▸ Work required: From the data below, return all lines holding the string "time".

===============

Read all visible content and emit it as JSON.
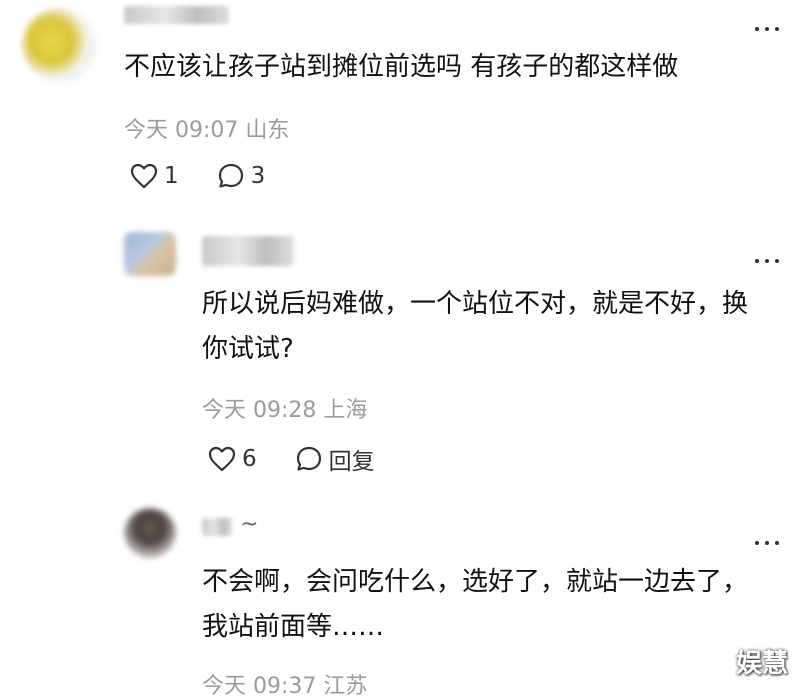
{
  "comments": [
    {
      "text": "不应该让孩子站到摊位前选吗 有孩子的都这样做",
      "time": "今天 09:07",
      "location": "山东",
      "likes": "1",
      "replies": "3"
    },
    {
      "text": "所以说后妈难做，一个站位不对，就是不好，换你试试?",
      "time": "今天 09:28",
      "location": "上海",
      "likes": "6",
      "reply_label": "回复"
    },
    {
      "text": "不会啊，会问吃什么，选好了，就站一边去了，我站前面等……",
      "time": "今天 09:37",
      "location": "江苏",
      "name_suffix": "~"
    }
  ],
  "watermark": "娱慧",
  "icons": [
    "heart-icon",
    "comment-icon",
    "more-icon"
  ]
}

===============

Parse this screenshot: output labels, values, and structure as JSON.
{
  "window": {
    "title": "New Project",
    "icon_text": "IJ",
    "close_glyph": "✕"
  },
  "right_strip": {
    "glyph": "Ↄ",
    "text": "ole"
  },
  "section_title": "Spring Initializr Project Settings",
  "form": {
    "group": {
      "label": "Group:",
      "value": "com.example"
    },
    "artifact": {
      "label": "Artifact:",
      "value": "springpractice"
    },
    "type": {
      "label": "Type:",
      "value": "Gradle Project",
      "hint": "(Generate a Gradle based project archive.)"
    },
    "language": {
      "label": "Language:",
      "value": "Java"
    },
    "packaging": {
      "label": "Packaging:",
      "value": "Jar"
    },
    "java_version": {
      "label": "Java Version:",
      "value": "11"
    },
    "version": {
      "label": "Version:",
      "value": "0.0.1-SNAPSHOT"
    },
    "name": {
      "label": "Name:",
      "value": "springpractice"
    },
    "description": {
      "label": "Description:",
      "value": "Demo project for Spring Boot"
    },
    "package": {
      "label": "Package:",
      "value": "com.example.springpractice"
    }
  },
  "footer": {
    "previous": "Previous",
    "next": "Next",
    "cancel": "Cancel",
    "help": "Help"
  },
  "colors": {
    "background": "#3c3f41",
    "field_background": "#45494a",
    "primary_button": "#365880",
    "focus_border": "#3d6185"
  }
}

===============

▸ Exercise result:
      "time": "今天 09:07",
      "time": "今天 09:28",
      "time": "今天 09:37",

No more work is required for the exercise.